At our weekly Foto Ruta’s, we ask our clients to think in themes, topics, concepts, and/or ideas. We give them a set of clues to explore a neighborhood in Buenos Aires and these clues are then brought to life through their imagination, interpretation, and of course their cameras. It’s an exercise in creativity and exploration, but also one of storytelling.
For the last one hundred years photography and storytelling have gone hand in hand. In the last 20 years film and video have become at least as predominant in doing the same. From photojournalists documenting world wars to following the careers of artists, musicians, politicians, and even a child growing up, no other medium has been so effective at presenting a narrative that is visually intriguing, poetic, literal, and emotional.
Anyone who enjoys photography inevitably has their favorite subjects to photograph: nudity, architecture, street life, nature…fire juggling clowns at intersections in Buenos Aires during rush-hour… But photographing one subject over and over again doesn’t make it a story. Telling a story with photos takes more than just a skillful photographer and curiosity. An impacting photo story can only be developed by photographers who understand the emotions and concepts behind the subject and the narrative.
Here are Foto Ruta’s tips to help you produce a photo essay that successfully tells a story:
1. Find a topic
Photo essays are most dynamic when you as the photographer care about the subject. Often when we begin our hobby in photography, we’re overly influenced by photographs we’ve already seen of a certain place or context. It’s difficult to develop our own angle or perspective. However, for photo-essays, it’s extremely important that you’re decisive about your topic. It’s not about wandering around aimlessly with a camera. Pick a topic. One topic. Make certain it’s something you’re interested in or have a passion for. Your photos will reflect your level of interest.
2. Do your research
This is a big one. Telling a story with images means you have to step outside the world in which you’re only concerned about making the picture pretty. Stories must be both visual AND have accurate content. This means its a good idea to find out more about your topic before you go and document it. Shoot informed. This may mean talking to people that live in a certain place, spending some time on wikipedia, looking up the work of others who have documented similiar or the same topic. But don’t shoot blind. If it’s a fight you’re wanting to capture, at least find out the name of the guy in the ring.

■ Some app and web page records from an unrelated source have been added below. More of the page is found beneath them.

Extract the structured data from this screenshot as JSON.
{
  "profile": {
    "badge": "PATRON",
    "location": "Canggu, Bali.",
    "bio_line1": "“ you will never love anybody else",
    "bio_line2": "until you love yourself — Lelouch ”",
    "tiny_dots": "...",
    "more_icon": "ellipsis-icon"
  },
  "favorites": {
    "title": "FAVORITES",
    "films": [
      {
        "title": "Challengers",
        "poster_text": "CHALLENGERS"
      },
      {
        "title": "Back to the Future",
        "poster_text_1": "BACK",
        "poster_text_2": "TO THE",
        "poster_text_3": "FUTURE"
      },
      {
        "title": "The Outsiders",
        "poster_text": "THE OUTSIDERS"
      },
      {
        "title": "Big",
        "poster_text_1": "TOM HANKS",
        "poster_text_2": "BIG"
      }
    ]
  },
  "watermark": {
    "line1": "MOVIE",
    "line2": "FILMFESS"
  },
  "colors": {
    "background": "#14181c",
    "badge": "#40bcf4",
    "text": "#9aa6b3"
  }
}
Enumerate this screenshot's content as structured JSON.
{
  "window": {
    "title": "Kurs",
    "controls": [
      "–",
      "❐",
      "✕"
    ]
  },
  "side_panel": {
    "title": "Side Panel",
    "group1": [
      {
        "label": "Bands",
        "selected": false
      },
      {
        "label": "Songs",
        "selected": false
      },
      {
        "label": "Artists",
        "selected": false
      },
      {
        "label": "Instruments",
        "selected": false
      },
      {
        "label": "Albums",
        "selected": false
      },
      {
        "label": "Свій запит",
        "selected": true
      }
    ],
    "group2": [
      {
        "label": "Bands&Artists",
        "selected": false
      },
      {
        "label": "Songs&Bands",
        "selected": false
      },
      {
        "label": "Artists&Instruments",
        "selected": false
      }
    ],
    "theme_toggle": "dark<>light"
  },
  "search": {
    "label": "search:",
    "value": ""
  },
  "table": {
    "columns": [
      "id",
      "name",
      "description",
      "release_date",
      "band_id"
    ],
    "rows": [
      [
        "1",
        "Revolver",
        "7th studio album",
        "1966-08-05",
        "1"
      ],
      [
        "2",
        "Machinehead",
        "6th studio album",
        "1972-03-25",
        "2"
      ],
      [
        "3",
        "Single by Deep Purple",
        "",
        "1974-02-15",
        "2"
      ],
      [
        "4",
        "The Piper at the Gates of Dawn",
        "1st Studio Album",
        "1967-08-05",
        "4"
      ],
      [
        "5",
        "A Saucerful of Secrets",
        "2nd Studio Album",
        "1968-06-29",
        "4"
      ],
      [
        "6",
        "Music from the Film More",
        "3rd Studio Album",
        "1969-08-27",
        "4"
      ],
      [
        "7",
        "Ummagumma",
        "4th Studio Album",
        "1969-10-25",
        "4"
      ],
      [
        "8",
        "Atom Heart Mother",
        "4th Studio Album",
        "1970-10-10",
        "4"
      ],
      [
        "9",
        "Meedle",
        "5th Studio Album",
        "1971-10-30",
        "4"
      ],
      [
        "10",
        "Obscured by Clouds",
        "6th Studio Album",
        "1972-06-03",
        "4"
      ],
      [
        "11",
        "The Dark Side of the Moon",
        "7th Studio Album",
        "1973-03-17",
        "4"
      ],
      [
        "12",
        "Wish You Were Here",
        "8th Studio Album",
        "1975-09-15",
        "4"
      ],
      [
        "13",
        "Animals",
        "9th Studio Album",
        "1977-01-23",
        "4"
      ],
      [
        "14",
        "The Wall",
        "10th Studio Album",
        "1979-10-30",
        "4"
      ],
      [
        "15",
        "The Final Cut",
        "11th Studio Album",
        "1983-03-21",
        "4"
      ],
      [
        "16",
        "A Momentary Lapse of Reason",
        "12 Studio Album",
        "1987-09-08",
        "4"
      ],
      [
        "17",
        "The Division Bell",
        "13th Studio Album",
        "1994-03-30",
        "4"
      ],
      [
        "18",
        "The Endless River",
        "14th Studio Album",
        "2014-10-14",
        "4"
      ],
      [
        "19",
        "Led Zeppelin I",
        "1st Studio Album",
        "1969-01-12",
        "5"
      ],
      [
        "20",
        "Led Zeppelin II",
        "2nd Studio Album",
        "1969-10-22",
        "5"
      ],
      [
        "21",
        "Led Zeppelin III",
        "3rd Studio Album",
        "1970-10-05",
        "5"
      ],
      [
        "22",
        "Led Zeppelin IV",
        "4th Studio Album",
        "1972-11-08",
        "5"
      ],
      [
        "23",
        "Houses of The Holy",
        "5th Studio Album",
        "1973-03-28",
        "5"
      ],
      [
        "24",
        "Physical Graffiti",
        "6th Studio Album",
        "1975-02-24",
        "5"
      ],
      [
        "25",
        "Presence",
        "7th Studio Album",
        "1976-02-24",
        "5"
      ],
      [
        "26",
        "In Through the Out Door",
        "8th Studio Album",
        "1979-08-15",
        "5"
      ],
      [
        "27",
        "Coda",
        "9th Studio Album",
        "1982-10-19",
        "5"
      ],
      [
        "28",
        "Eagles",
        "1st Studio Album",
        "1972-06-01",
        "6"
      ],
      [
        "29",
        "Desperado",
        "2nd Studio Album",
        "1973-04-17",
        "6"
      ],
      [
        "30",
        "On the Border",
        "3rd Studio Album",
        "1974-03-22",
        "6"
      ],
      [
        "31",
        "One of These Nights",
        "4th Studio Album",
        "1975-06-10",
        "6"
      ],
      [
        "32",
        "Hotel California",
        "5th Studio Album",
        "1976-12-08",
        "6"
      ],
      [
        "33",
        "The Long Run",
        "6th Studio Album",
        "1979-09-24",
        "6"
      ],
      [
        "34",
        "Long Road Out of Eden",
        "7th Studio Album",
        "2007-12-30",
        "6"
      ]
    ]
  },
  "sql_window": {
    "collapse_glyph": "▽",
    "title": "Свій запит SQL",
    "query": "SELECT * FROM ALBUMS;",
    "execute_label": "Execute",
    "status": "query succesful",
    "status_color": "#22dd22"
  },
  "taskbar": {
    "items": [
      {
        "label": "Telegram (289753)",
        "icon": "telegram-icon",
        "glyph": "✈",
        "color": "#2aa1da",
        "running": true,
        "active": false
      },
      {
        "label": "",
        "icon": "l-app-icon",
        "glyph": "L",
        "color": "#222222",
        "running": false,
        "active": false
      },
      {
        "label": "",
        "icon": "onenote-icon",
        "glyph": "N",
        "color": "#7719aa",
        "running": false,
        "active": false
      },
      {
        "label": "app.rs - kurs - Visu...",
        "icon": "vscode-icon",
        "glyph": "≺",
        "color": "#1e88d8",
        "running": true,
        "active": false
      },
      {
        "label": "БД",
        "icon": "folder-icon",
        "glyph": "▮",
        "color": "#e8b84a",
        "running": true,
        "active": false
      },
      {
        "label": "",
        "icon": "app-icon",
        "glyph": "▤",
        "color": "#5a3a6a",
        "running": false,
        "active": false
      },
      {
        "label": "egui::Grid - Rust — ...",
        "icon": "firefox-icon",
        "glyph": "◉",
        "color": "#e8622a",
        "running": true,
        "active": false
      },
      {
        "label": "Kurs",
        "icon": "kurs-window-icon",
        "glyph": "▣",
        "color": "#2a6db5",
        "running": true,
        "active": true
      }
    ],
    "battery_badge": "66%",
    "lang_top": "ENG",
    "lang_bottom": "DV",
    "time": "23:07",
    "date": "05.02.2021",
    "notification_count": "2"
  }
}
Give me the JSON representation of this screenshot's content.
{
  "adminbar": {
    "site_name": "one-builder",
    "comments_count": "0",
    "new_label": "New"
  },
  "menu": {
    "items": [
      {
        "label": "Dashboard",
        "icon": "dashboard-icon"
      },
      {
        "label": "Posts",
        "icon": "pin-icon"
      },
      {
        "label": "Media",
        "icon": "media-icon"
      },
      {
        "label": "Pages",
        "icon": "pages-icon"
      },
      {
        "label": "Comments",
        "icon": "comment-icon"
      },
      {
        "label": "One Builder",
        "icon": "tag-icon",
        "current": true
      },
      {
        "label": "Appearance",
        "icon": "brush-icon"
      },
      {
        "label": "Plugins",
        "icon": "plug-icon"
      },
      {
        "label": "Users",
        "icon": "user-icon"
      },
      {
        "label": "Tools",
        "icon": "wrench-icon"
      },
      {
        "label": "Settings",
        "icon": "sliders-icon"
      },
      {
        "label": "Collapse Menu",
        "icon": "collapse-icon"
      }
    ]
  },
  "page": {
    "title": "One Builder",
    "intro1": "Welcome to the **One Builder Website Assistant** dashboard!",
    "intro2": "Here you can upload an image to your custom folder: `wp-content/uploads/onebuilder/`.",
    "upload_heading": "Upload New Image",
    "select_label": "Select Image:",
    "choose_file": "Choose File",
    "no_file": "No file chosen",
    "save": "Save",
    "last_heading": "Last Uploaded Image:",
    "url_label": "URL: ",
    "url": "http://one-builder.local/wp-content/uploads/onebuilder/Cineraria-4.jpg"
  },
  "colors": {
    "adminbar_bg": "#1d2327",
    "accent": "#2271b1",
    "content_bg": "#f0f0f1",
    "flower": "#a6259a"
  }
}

3. Seek out emotion
Every dynamic story is built on emotions that touch the heart of its audience. Anger. Joy. Fear. Hurt. Excitement. The best way you can connect your photo essay with its audience is to draw out the emotions within the story and utilize them in your shots. In another sense, include PEOPLE. Look for the expressions on their faces, their interactions, and how they react and engage with your selected topic.
4. Make a shoot list
Whether you decide to sit down and extensively visualize each shot of the story, or simply walk through the venue in your mind, you will want to think about the type of shots that will work best to tell your story. I am a massive fan of the shoot list. In fact, perhaps a little obsessed. The simple exercise of making a list of the photos you want to take ( include sketches if you want ) has an incredible impact on the variety, originality, and success of telling a story. Once we are on-location shooting it is easy to forget the ideas we had the night before and it’s easy to miss the more important shots. Take the time to make a list. It’s well worth it.
5. Learn to select your images
There is nothing worse then having to sit through a photo documentary that has hundreds of redundant images of the same thing. As a photographer telling a story you must become ruthless with your work. Sometimes a story can be told in a single image or even a triptec. You do not need 57 photos to do the trick. When you select your images for a photo-essay, think about what that image is saying. Does it contribute to the story or is it just nice to look at? A typical news story might have 2-3 images. Online this may be increased to 10-12. If the story is more artistic or spans over a long period of time you might choose to include more images, but the same rules apply. Learn to select your work with the subject at the forefront of your mind, not how good the image would look on a calendar.